accessible. By these participators of all sorts, in all extensions of skill and appreciation, let our progress in musical culture be measured.
Good prose is being written in America, but it is not common. The main body of our prose has its tone and language from the magazines and newspapers. That is to say, it is journalistic prose, even when it is used by novelists like Sinclair Lewis and Theodore Dreiser. The eighteenth century would give enough examples to show that a journalistic prose does not need to be a bad prose. But in our day, journalistic prose has been damaged by two adverse influences, neither of which is bad in itself, but harmful in application. Science has filled the language with colorless terms that lose all the virtue of exactness as they pass into the general vocabulary of editors, preachers, novelists, biographers and other exhorters. I refer to words like "factor," "conscious," "complex," "element," "fundamental," "self-expression," "standardization," and all their tribe. The effect of such a vocabulary on all our most solemn and purposeful journalistic prose is to give it a pale veneer of Latinity and make it dull.

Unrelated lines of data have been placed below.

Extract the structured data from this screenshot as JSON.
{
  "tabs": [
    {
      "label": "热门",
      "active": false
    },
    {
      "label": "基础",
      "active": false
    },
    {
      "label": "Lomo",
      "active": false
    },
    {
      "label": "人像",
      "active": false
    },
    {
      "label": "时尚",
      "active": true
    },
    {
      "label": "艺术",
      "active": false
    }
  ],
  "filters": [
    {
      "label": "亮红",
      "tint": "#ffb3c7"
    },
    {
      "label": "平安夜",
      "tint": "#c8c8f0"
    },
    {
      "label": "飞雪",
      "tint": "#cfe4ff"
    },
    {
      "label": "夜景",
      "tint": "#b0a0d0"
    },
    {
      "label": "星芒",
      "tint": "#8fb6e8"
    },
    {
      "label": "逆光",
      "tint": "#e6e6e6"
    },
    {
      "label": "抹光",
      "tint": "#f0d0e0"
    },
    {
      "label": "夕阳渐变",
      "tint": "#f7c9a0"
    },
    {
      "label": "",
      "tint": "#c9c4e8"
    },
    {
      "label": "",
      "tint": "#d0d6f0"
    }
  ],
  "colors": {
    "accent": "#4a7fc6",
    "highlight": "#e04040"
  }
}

The contrary manner, which is of course rebellious and mocking, is best shown forth in Mr. Mencken's writings. He is a master of a style that is both explosive and vulgar; nor do I mean these terms as marks of blame. Mr. Mencken has given new life to the neglected Anglo-Saxon branch of the American language, bringing back into common use